> **Task requirements**
Every entry below should be written out again exactly.

(Excerpts from an interface dataset)
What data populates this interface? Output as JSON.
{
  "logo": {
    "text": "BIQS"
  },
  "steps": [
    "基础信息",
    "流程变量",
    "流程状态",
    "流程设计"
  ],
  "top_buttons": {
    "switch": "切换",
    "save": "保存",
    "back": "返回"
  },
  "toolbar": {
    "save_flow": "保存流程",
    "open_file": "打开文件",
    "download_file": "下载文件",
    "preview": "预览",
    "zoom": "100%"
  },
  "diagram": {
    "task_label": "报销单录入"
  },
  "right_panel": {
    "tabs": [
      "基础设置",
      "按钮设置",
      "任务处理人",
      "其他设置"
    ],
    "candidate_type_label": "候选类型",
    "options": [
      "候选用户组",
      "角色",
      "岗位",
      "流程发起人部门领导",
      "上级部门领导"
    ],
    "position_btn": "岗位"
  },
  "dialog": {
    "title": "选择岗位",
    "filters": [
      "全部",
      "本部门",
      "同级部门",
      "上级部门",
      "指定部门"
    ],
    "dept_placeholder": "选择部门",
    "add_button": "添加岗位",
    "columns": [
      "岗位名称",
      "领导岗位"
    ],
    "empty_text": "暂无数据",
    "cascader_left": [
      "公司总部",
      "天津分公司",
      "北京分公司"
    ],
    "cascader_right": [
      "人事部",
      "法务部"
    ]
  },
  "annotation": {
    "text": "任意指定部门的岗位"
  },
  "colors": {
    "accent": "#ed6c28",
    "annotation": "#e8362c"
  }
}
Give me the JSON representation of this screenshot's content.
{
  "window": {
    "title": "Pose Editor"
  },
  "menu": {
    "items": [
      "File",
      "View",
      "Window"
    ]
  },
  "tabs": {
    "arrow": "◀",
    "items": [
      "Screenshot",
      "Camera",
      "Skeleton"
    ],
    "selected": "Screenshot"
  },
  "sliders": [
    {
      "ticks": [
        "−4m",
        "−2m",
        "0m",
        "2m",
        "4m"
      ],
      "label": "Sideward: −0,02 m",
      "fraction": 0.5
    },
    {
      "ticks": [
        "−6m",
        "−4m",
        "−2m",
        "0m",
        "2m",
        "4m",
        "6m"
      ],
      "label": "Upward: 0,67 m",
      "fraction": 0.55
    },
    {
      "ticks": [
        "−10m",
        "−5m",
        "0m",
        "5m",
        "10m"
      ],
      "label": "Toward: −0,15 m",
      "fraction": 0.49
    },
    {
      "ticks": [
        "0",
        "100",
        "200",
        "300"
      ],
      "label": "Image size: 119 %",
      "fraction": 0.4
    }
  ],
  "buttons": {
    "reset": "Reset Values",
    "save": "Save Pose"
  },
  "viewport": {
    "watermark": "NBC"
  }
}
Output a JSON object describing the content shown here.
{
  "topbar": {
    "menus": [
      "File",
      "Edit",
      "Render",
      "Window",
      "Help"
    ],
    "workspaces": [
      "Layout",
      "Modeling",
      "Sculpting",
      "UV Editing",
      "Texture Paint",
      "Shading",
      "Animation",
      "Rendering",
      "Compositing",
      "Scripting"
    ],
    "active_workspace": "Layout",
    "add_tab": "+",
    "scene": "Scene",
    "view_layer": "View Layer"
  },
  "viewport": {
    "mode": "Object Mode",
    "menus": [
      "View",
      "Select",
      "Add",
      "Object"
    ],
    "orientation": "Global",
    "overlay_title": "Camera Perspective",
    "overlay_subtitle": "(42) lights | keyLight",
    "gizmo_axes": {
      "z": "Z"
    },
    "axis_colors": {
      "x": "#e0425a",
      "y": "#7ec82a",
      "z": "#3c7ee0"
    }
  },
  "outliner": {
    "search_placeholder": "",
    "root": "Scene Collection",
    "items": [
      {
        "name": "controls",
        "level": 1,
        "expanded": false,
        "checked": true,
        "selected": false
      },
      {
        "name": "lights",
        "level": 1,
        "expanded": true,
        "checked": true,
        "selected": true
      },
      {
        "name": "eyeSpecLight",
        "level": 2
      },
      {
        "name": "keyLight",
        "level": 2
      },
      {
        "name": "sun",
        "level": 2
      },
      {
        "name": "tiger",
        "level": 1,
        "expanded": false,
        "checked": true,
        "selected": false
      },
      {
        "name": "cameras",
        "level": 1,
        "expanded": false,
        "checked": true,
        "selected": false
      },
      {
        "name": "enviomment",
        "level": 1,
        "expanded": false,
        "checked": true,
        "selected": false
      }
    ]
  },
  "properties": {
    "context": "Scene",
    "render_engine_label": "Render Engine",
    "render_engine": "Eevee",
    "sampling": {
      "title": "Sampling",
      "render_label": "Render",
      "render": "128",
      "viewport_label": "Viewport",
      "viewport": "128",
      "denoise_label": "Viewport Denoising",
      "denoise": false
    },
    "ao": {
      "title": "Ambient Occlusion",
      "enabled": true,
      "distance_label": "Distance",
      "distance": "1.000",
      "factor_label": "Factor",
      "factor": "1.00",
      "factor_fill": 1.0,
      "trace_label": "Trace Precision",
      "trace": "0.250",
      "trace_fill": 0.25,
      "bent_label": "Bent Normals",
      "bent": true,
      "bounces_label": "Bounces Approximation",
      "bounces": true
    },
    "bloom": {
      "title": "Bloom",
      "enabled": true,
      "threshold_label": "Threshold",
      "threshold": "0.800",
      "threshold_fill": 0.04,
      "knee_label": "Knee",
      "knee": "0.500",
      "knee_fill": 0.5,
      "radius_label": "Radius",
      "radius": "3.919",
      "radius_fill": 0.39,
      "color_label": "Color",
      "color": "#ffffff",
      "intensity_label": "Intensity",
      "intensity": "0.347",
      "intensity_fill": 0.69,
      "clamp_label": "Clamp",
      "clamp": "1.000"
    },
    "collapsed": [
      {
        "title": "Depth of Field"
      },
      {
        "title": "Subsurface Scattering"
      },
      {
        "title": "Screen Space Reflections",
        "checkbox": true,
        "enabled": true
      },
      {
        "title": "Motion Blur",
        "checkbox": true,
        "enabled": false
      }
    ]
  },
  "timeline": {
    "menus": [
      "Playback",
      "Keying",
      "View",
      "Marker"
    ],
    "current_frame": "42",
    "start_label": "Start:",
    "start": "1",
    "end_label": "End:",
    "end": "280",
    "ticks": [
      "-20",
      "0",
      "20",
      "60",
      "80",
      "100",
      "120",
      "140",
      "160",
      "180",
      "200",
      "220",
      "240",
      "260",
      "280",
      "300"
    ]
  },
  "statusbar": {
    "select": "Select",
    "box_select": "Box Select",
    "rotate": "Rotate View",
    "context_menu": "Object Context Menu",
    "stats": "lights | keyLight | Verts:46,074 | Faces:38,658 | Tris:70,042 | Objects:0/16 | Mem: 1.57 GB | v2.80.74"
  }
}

> **Exercise response**
What data populates this interface? Output as JSON.
{
  "logo": {
    "text": "BIQS"
  },
  "steps": [
    "基础信息",
    "流程变量",
    "流程状态",
    "流程设计"
  ],
  "top_buttons": {
    "switch": "切换",
    "save": "保存",
    "back": "返回"
  },
  "toolbar": {
    "save_flow": "保存流程",
    "open_file": "打开文件",
    "download_file": "下载文件",
    "preview": "预览",
    "zoom": "100%"
  },
  "diagram": {
    "task_label": "报销单录入"
  },
  "right_panel": {
    "tabs": [
      "基础设置",
      "按钮设置",
      "任务处理人",
      "其他设置"
    ],
    "candidate_type_label": "候选类型",
    "options": [
      "候选用户组",
      "角色",
      "岗位",
      "流程发起人部门领导",
      "上级部门领导"
    ],
    "position_btn": "岗位"
  },
  "dialog": {
    "title": "选择岗位",
    "filters": [
      "全部",
      "本部门",
      "同级部门",
      "上级部门",
      "指定部门"
    ],
    "dept_placeholder": "选择部门",
    "add_button": "添加岗位",
    "columns": [
      "岗位名称",
      "领导岗位"
    ],
    "empty_text": "暂无数据",
    "cascader_left": [
      "公司总部",
      "天津分公司",
      "北京分公司"
    ],
    "cascader_right": [
      "人事部",
      "法务部"
    ]
  },
  "annotation": {
    "text": "任意指定部门的岗位"
  },
  "colors": {
    "accent": "#ed6c28",
    "annotation": "#e8362c"
  }
}
Give me the JSON representation of this screenshot's content.
{
  "window": {
    "title": "Pose Editor"
  },
  "menu": {
    "items": [
      "File",
      "View",
      "Window"
    ]
  },
  "tabs": {
    "arrow": "◀",
    "items": [
      "Screenshot",
      "Camera",
      "Skeleton"
    ],
    "selected": "Screenshot"
  },
  "sliders": [
    {
      "ticks": [
        "−4m",
        "−2m",
        "0m",
        "2m",
        "4m"
      ],
      "label": "Sideward: −0,02 m",
      "fraction": 0.5
    },
    {
      "ticks": [
        "−6m",
        "−4m",
        "−2m",
        "0m",
        "2m",
        "4m",
        "6m"
      ],
      "label": "Upward: 0,67 m",
      "fraction": 0.55
    },
    {
      "ticks": [
        "−10m",
        "−5m",
        "0m",
        "5m",
        "10m"
      ],
      "label": "Toward: −0,15 m",
      "fraction": 0.49
    },
    {
      "ticks": [
        "0",
        "100",
        "200",
        "300"
      ],
      "label": "Image size: 119 %",
      "fraction": 0.4
    }
  ],
  "buttons": {
    "reset": "Reset Values",
    "save": "Save Pose"
  },
  "viewport": {
    "watermark": "NBC"
  }
}
Output a JSON object describing the content shown here.
{
  "topbar": {
    "menus": [
      "File",
      "Edit",
      "Render",
      "Window",
      "Help"
    ],
    "workspaces": [
      "Layout",
      "Modeling",
      "Sculpting",
      "UV Editing",
      "Texture Paint",
      "Shading",
      "Animation",
      "Rendering",
      "Compositing",
      "Scripting"
    ],
    "active_workspace": "Layout",
    "add_tab": "+",
    "scene": "Scene",
    "view_layer": "View Layer"
  },
  "viewport": {
    "mode": "Object Mode",
    "menus": [
      "View",
      "Select",
      "Add",
      "Object"
    ],
    "orientation": "Global",
    "overlay_title": "Camera Perspective",
    "overlay_subtitle": "(42) lights | keyLight",
    "gizmo_axes": {
      "z": "Z"
    },
    "axis_colors": {
      "x": "#e0425a",
      "y": "#7ec82a",
      "z": "#3c7ee0"
    }
  },
  "outliner": {
    "search_placeholder": "",
    "root": "Scene Collection",
    "items": [
      {
        "name": "controls",
        "level": 1,
        "expanded": false,
        "checked": true,
        "selected": false
      },
      {
        "name": "lights",
        "level": 1,
        "expanded": true,
        "checked": true,
        "selected": true
      },
      {
        "name": "eyeSpecLight",
        "level": 2
      },
      {
        "name": "keyLight",
        "level": 2
      },
      {
        "name": "sun",
        "level": 2
      },
      {
        "name": "tiger",
        "level": 1,
        "expanded": false,
        "checked": true,
        "selected": false
      },
      {
        "name": "cameras",
        "level": 1,
        "expanded": false,
        "checked": true,
        "selected": false
      },
      {
        "name": "enviomment",
        "level": 1,
        "expanded": false,
        "checked": true,
        "selected": false
      }
    ]
  },
  "properties": {
    "context": "Scene",
    "render_engine_label": "Render Engine",
    "render_engine": "Eevee",
    "sampling": {
      "title": "Sampling",
      "render_label": "Render",
      "render": "128",
      "viewport_label": "Viewport",
      "viewport": "128",
      "denoise_label": "Viewport Denoising",
      "denoise": false
    },
    "ao": {
      "title": "Ambient Occlusion",
      "enabled": true,
      "distance_label": "Distance",
      "distance": "1.000",
      "factor_label": "Factor",
      "factor": "1.00",
      "factor_fill": 1.0,
      "trace_label": "Trace Precision",
      "trace": "0.250",
      "trace_fill": 0.25,
      "bent_label": "Bent Normals",
      "bent": true,
      "bounces_label": "Bounces Approximation",
      "bounces": true
    },
    "bloom": {
      "title": "Bloom",
      "enabled": true,
      "threshold_label": "Threshold",
      "threshold": "0.800",
      "threshold_fill": 0.04,
      "knee_label": "Knee",
      "knee": "0.500",
      "knee_fill": 0.5,
      "radius_label": "Radius",
      "radius": "3.919",
      "radius_fill": 0.39,
      "color_label": "Color",
      "color": "#ffffff",
      "intensity_label": "Intensity",
      "intensity": "0.347",
      "intensity_fill": 0.69,
      "clamp_label": "Clamp",
      "clamp": "1.000"
    },
    "collapsed": [
      {
        "title": "Depth of Field"
      },
      {
        "title": "Subsurface Scattering"
      },
      {
        "title": "Screen Space Reflections",
        "checkbox": true,
        "enabled": true
      },
      {
        "title": "Motion Blur",
        "checkbox": true,
        "enabled": false
      }
    ]
  },
  "timeline": {
    "menus": [
      "Playback",
      "Keying",
      "View",
      "Marker"
    ],
    "current_frame": "42",
    "start_label": "Start:",
    "start": "1",
    "end_label": "End:",
    "end": "280",
    "ticks": [
      "-20",
      "0",
      "20",
      "60",
      "80",
      "100",
      "120",
      "140",
      "160",
      "180",
      "200",
      "220",
      "240",
      "260",
      "280",
      "300"
    ]
  },
  "statusbar": {
    "select": "Select",
    "box_select": "Box Select",
    "rotate": "Rotate View",
    "context_menu": "Object Context Menu",
    "stats": "lights | keyLight | Verts:46,074 | Faces:38,658 | Tris:70,042 | Objects:0/16 | Mem: 1.57 GB | v2.80.74"
  }
}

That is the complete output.